(Beginning of Records shown)
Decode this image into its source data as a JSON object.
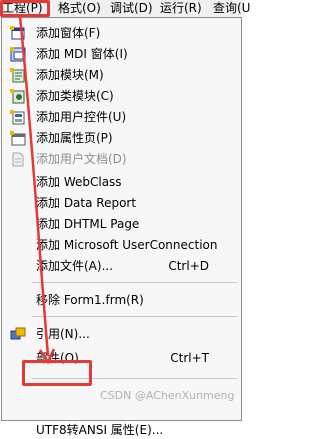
{
  "menubar": {
    "items": [
      {
        "label": "工程(P)"
      },
      {
        "label": "格式(O)"
      },
      {
        "label": "调试(D)"
      },
      {
        "label": "运行(R)"
      },
      {
        "label": "查询(U"
      }
    ]
  },
  "menu": {
    "items": [
      {
        "label": "添加窗体(F)",
        "icon": "form-icon"
      },
      {
        "label": "添加 MDI 窗体(I)",
        "icon": "mdi-form-icon"
      },
      {
        "label": "添加模块(M)",
        "icon": "module-icon"
      },
      {
        "label": "添加类模块(C)",
        "icon": "class-module-icon"
      },
      {
        "label": "添加用户控件(U)",
        "icon": "user-control-icon"
      },
      {
        "label": "添加属性页(P)",
        "icon": "property-page-icon"
      },
      {
        "label": "添加用户文档(D)",
        "icon": "user-document-icon",
        "disabled": true
      },
      {
        "label": "添加 WebClass"
      },
      {
        "label": "添加 Data Report"
      },
      {
        "label": "添加 DHTML Page"
      },
      {
        "label": "添加 Microsoft UserConnection"
      },
      {
        "label": "添加文件(A)...",
        "shortcut": "Ctrl+D"
      },
      {
        "label": "移除 Form1.frm(R)"
      },
      {
        "label": "引用(N)...",
        "icon": "references-icon"
      },
      {
        "label": "部件(O)...",
        "shortcut": "Ctrl+T"
      },
      {
        "label": "UTF8转ANSI 属性(E)..."
      }
    ]
  },
  "watermark": "CSDN @AChenXunmeng",
  "colors": {
    "highlight": "#e53935",
    "menu_bg": "#f7f7f7"
  }
}
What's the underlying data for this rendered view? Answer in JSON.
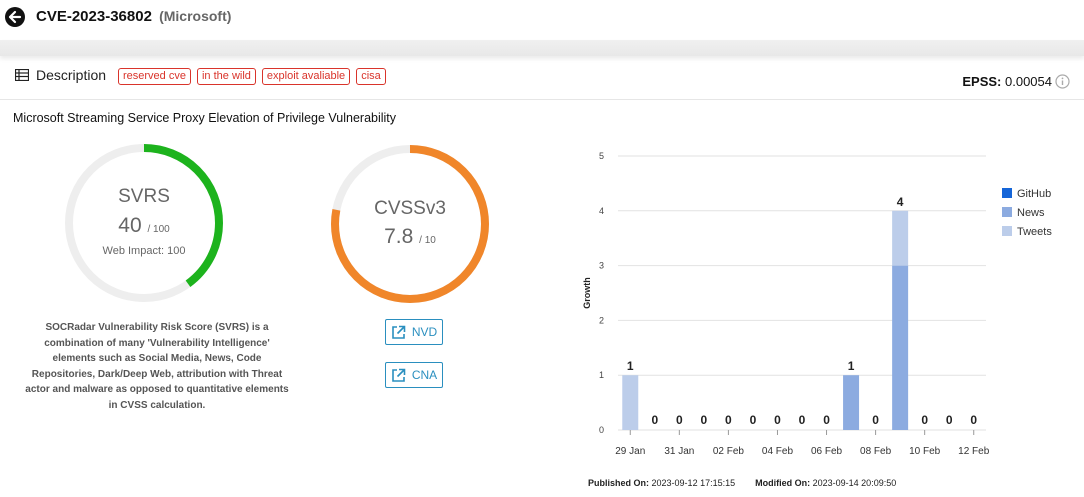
{
  "header": {
    "cve_id": "CVE-2023-36802",
    "vendor": "(Microsoft)"
  },
  "description": {
    "label": "Description",
    "tags": [
      "reserved cve",
      "in the wild",
      "exploit avaliable",
      "cisa"
    ],
    "epss_label": "EPSS:",
    "epss_value": "0.00054",
    "title": "Microsoft Streaming Service Proxy Elevation of Privilege Vulnerability"
  },
  "svrs": {
    "name": "SVRS",
    "score": "40",
    "max": "/ 100",
    "score_fraction": 0.4,
    "web_impact": "Web Impact: 100",
    "color": "#1db31d",
    "description": "SOCRadar Vulnerability Risk Score (SVRS) is a combination of many 'Vulnerability Intelligence' elements such as Social Media, News, Code Repositories, Dark/Deep Web, attribution with Threat actor and malware as opposed to quantitative elements in CVSS calculation."
  },
  "cvss": {
    "name": "CVSSv3",
    "score": "7.8",
    "max": "/ 10",
    "score_fraction": 0.78,
    "color": "#f0862a"
  },
  "links": {
    "nvd": "NVD",
    "cna": "CNA"
  },
  "chart_data": {
    "type": "bar",
    "ylabel": "Growth",
    "ylim": [
      0,
      5
    ],
    "yticks": [
      0,
      1,
      2,
      3,
      4,
      5
    ],
    "x_tick_labels": [
      "29 Jan",
      "31 Jan",
      "02 Feb",
      "04 Feb",
      "06 Feb",
      "08 Feb",
      "10 Feb",
      "12 Feb"
    ],
    "categories": [
      "29 Jan",
      "30 Jan",
      "31 Jan",
      "01 Feb",
      "02 Feb",
      "03 Feb",
      "04 Feb",
      "05 Feb",
      "06 Feb",
      "07 Feb",
      "08 Feb",
      "09 Feb",
      "10 Feb",
      "11 Feb",
      "12 Feb"
    ],
    "series": [
      {
        "name": "GitHub",
        "color": "#1565d8",
        "values": [
          0,
          0,
          0,
          0,
          0,
          0,
          0,
          0,
          0,
          0,
          0,
          0,
          0,
          0,
          0
        ]
      },
      {
        "name": "News",
        "color": "#8cabe0",
        "values": [
          0,
          0,
          0,
          0,
          0,
          0,
          0,
          0,
          0,
          1,
          0,
          3,
          0,
          0,
          0
        ]
      },
      {
        "name": "Tweets",
        "color": "#bccdea",
        "values": [
          1,
          0,
          0,
          0,
          0,
          0,
          0,
          0,
          0,
          0,
          0,
          1,
          0,
          0,
          0
        ]
      }
    ],
    "totals": [
      1,
      0,
      0,
      0,
      0,
      0,
      0,
      0,
      0,
      1,
      0,
      4,
      0,
      0,
      0
    ],
    "legend_position": "right"
  },
  "footer": {
    "published_label": "Published On:",
    "published_value": "2023-09-12 17:15:15",
    "modified_label": "Modified On:",
    "modified_value": "2023-09-14 20:09:50"
  }
}
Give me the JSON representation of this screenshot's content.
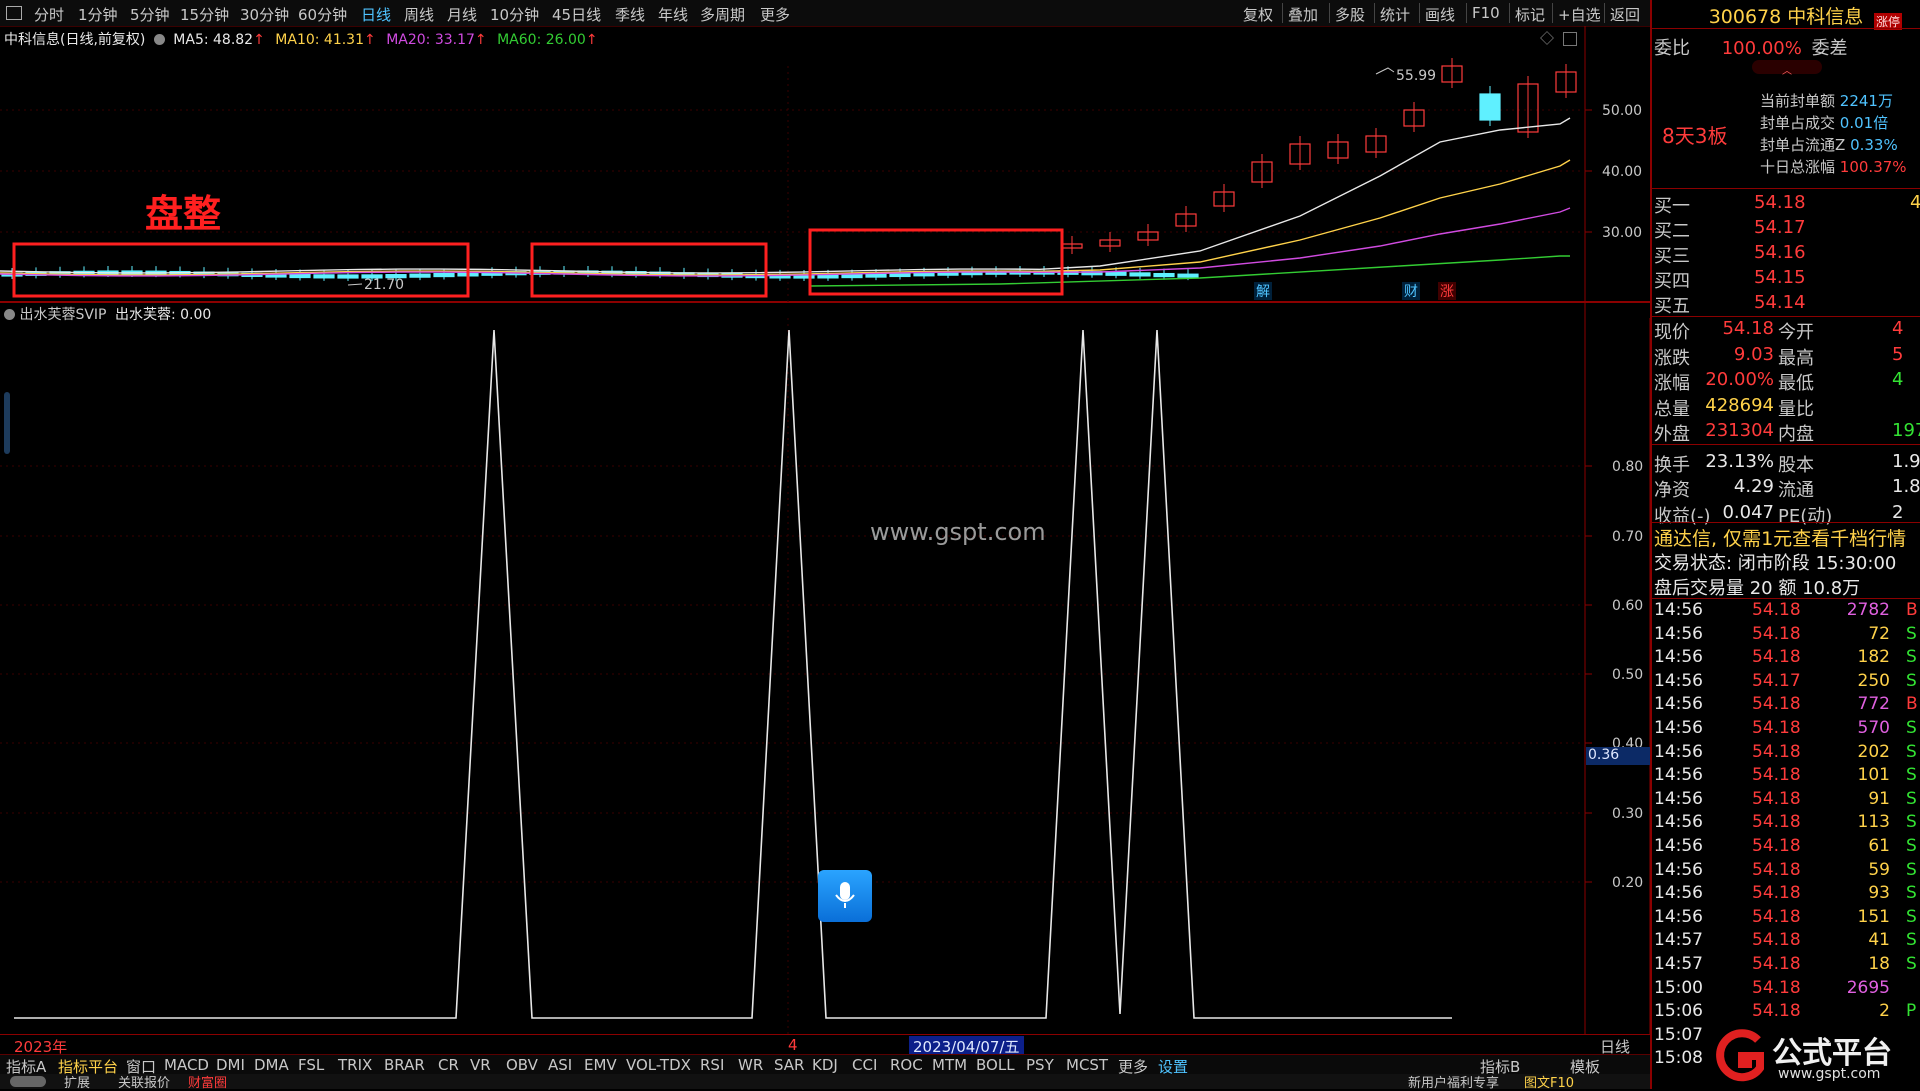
{
  "toolbar": {
    "left_icon": "window-icon",
    "periods": [
      "分时",
      "1分钟",
      "5分钟",
      "15分钟",
      "30分钟",
      "60分钟",
      "日线",
      "周线",
      "月线",
      "10分钟",
      "45日线",
      "季线",
      "年线",
      "多周期",
      "更多"
    ],
    "active_period": "日线",
    "right_actions": [
      "复权",
      "叠加",
      "多股",
      "统计",
      "画线",
      "F10",
      "标记",
      "+自选",
      "返回"
    ]
  },
  "main_chart": {
    "legend_title": "中科信息(日线,前复权)",
    "ma5": "MA5: 48.82",
    "ma10": "MA10: 41.31",
    "ma20": "MA20: 33.17",
    "ma60": "MA60: 26.00",
    "annotation": "盘整",
    "high_label": "55.99",
    "low_label": "21.70",
    "price_ticks": [
      "50.00",
      "40.00",
      "30.00"
    ],
    "markers": [
      "解",
      "财",
      "涨"
    ],
    "colors": {
      "ma5": "#e8e8e8",
      "ma10": "#ffd24a",
      "ma20": "#d04be0",
      "ma60": "#33cc33",
      "up": "#ff3b3b",
      "down": "#5ff0ff",
      "box": "#ff2020"
    }
  },
  "indicator": {
    "legend_name": "出水芙蓉SVIP",
    "legend_value": "出水芙蓉: 0.00",
    "ticks": [
      "0.80",
      "0.70",
      "0.60",
      "0.50",
      "0.40",
      "0.30",
      "0.20"
    ],
    "current_value": "0.36",
    "watermark": "www.gspt.com"
  },
  "date_axis": {
    "year_label": "2023年",
    "month_label": "4",
    "cursor_date": "2023/04/07/五",
    "period_label": "日线"
  },
  "bottom_tabs": [
    "指标A",
    "指标平台",
    "窗口",
    "MACD",
    "DMI",
    "DMA",
    "FSL",
    "TRIX",
    "BRAR",
    "CR",
    "VR",
    "OBV",
    "ASI",
    "EMV",
    "VOL-TDX",
    "RSI",
    "WR",
    "SAR",
    "KDJ",
    "CCI",
    "ROC",
    "MTM",
    "BOLL",
    "PSY",
    "MCST",
    "更多",
    "设置"
  ],
  "bottom_right_tabs": [
    "指标B",
    "模板"
  ],
  "bottom_strip": [
    "扩展",
    "关联报价",
    "财富圈",
    "新用户福利专享",
    "图文F10"
  ],
  "right_panel": {
    "code": "300678",
    "name": "中科信息",
    "badge": "涨停",
    "weibi_label": "委比",
    "weibi_value": "100.00%",
    "weicha_label": "委差",
    "streak": "8天3板",
    "seal_stats": [
      {
        "label": "当前封单额",
        "value": "2241万"
      },
      {
        "label": "封单占成交",
        "value": "0.01倍"
      },
      {
        "label": "封单占流通Z",
        "value": "0.33%"
      },
      {
        "label": "十日总涨幅",
        "value": "100.37%"
      }
    ],
    "bids": [
      {
        "label": "买一",
        "price": "54.18",
        "vol": "4"
      },
      {
        "label": "买二",
        "price": "54.17",
        "vol": ""
      },
      {
        "label": "买三",
        "price": "54.16",
        "vol": ""
      },
      {
        "label": "买四",
        "price": "54.15",
        "vol": ""
      },
      {
        "label": "买五",
        "price": "54.14",
        "vol": ""
      }
    ],
    "quote_left": [
      {
        "label": "现价",
        "value": "54.18"
      },
      {
        "label": "涨跌",
        "value": "9.03"
      },
      {
        "label": "涨幅",
        "value": "20.00%"
      },
      {
        "label": "总量",
        "value": "428694"
      },
      {
        "label": "外盘",
        "value": "231304"
      },
      {
        "label": "换手",
        "value": "23.13%"
      },
      {
        "label": "净资",
        "value": "4.29"
      },
      {
        "label": "收益(-)",
        "value": "0.047"
      }
    ],
    "quote_right": [
      {
        "label": "今开",
        "value": "4"
      },
      {
        "label": "最高",
        "value": "5"
      },
      {
        "label": "最低",
        "value": "4"
      },
      {
        "label": "量比",
        "value": ""
      },
      {
        "label": "内盘",
        "value": "197"
      },
      {
        "label": "股本",
        "value": "1.9"
      },
      {
        "label": "流通",
        "value": "1.8"
      },
      {
        "label": "PE(动)",
        "value": "2"
      }
    ],
    "promo": "通达信, 仅需1元查看千档行情",
    "status_line": "交易状态: 闭市阶段 15:30:00",
    "after_hours": "盘后交易量 20 额 10.8万",
    "trades": [
      {
        "t": "14:56",
        "p": "54.18",
        "v": "2782",
        "s": "B"
      },
      {
        "t": "14:56",
        "p": "54.18",
        "v": "72",
        "s": "S"
      },
      {
        "t": "14:56",
        "p": "54.18",
        "v": "182",
        "s": "S"
      },
      {
        "t": "14:56",
        "p": "54.17",
        "v": "250",
        "s": "S"
      },
      {
        "t": "14:56",
        "p": "54.18",
        "v": "772",
        "s": "B"
      },
      {
        "t": "14:56",
        "p": "54.18",
        "v": "570",
        "s": "S"
      },
      {
        "t": "14:56",
        "p": "54.18",
        "v": "202",
        "s": "S"
      },
      {
        "t": "14:56",
        "p": "54.18",
        "v": "101",
        "s": "S"
      },
      {
        "t": "14:56",
        "p": "54.18",
        "v": "91",
        "s": "S"
      },
      {
        "t": "14:56",
        "p": "54.18",
        "v": "113",
        "s": "S"
      },
      {
        "t": "14:56",
        "p": "54.18",
        "v": "61",
        "s": "S"
      },
      {
        "t": "14:56",
        "p": "54.18",
        "v": "59",
        "s": "S"
      },
      {
        "t": "14:56",
        "p": "54.18",
        "v": "93",
        "s": "S"
      },
      {
        "t": "14:56",
        "p": "54.18",
        "v": "151",
        "s": "S"
      },
      {
        "t": "14:57",
        "p": "54.18",
        "v": "41",
        "s": "S"
      },
      {
        "t": "14:57",
        "p": "54.18",
        "v": "18",
        "s": "S"
      },
      {
        "t": "15:00",
        "p": "54.18",
        "v": "2695",
        "s": ""
      },
      {
        "t": "15:06",
        "p": "54.18",
        "v": "2",
        "s": "P"
      },
      {
        "t": "15:07",
        "p": "",
        "v": "",
        "s": ""
      },
      {
        "t": "15:08",
        "p": "",
        "v": "",
        "s": ""
      }
    ],
    "logo_text": "公式平台",
    "logo_url": "www.gspt.com"
  },
  "mic_button": "microphone-icon"
}
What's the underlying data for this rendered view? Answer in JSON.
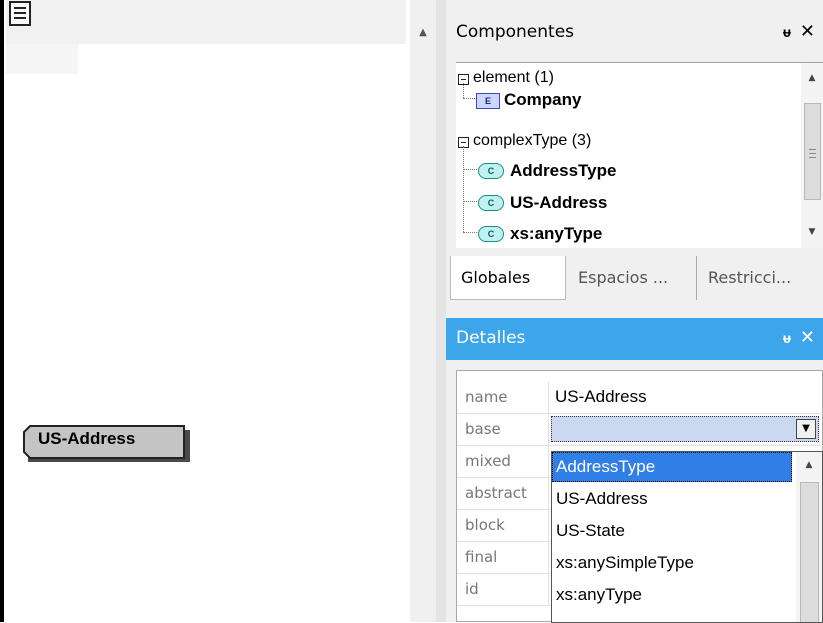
{
  "design_view": {
    "component_label": "US-Address"
  },
  "components_panel": {
    "title": "Componentes",
    "pin_icon": "pin-icon",
    "close_icon": "close-icon",
    "tree": {
      "groups": [
        {
          "label": "element (1)",
          "items": [
            {
              "badge": "E",
              "label": "Company"
            }
          ]
        },
        {
          "label": "complexType (3)",
          "items": [
            {
              "badge": "C",
              "label": "AddressType"
            },
            {
              "badge": "C",
              "label": "US-Address"
            },
            {
              "badge": "C",
              "label": "xs:anyType"
            }
          ]
        }
      ]
    },
    "tabs": [
      {
        "label": "Globales",
        "active": true
      },
      {
        "label": "Espacios ...",
        "active": false
      },
      {
        "label": "Restricci...",
        "active": false
      }
    ]
  },
  "details_panel": {
    "title": "Detalles",
    "accent_color": "#3da5ea",
    "properties": [
      {
        "name": "name",
        "value": "US-Address"
      },
      {
        "name": "base",
        "value": ""
      },
      {
        "name": "mixed",
        "value": ""
      },
      {
        "name": "abstract",
        "value": ""
      },
      {
        "name": "block",
        "value": ""
      },
      {
        "name": "final",
        "value": ""
      },
      {
        "name": "id",
        "value": ""
      }
    ],
    "base_dropdown": {
      "selected_index": 0,
      "options": [
        "AddressType",
        "US-Address",
        "US-State",
        "xs:anySimpleType",
        "xs:anyType"
      ]
    }
  }
}
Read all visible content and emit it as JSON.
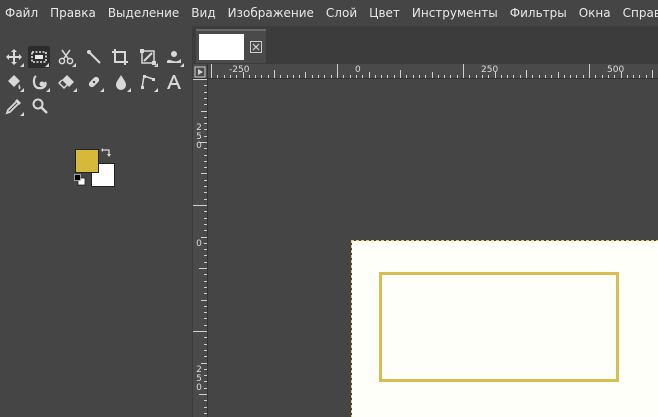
{
  "menubar": {
    "items": [
      "Файл",
      "Правка",
      "Выделение",
      "Вид",
      "Изображение",
      "Слой",
      "Цвет",
      "Инструменты",
      "Фильтры",
      "Окна",
      "Справка"
    ]
  },
  "toolbox": {
    "tools": [
      "move-tool-icon",
      "rect-select-tool-icon",
      "scissors-select-tool-icon",
      "fuzzy-select-tool-icon",
      "crop-tool-icon",
      "unified-transform-tool-icon",
      "warp-transform-tool-icon",
      "bucket-fill-tool-icon",
      "smudge-lasso-tool-icon",
      "eraser-tool-icon",
      "heal-tool-icon",
      "blur-tool-icon",
      "paths-tool-icon",
      "text-tool-icon",
      "color-picker-tool-icon",
      "zoom-tool-icon"
    ],
    "foreground_color": "#d6b83a",
    "background_color": "#ffffff"
  },
  "tabs": {
    "close_icon": "close-icon"
  },
  "rulers": {
    "top_labels": [
      "-250",
      "0",
      "250",
      "500"
    ],
    "left_labels": [
      "250",
      "0",
      "250"
    ]
  },
  "canvas": {
    "background": "#fffffa",
    "shape_color": "#d6be55"
  }
}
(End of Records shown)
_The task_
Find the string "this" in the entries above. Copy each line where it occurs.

_Exercise solution_
Decode this image into its source data as a JSON object.
What's the underlying data for this rendered view? Answer in JSON.
Give me the JSON representation of this screenshot's content.
What's the underlying data for this rendered view? Answer in JSON.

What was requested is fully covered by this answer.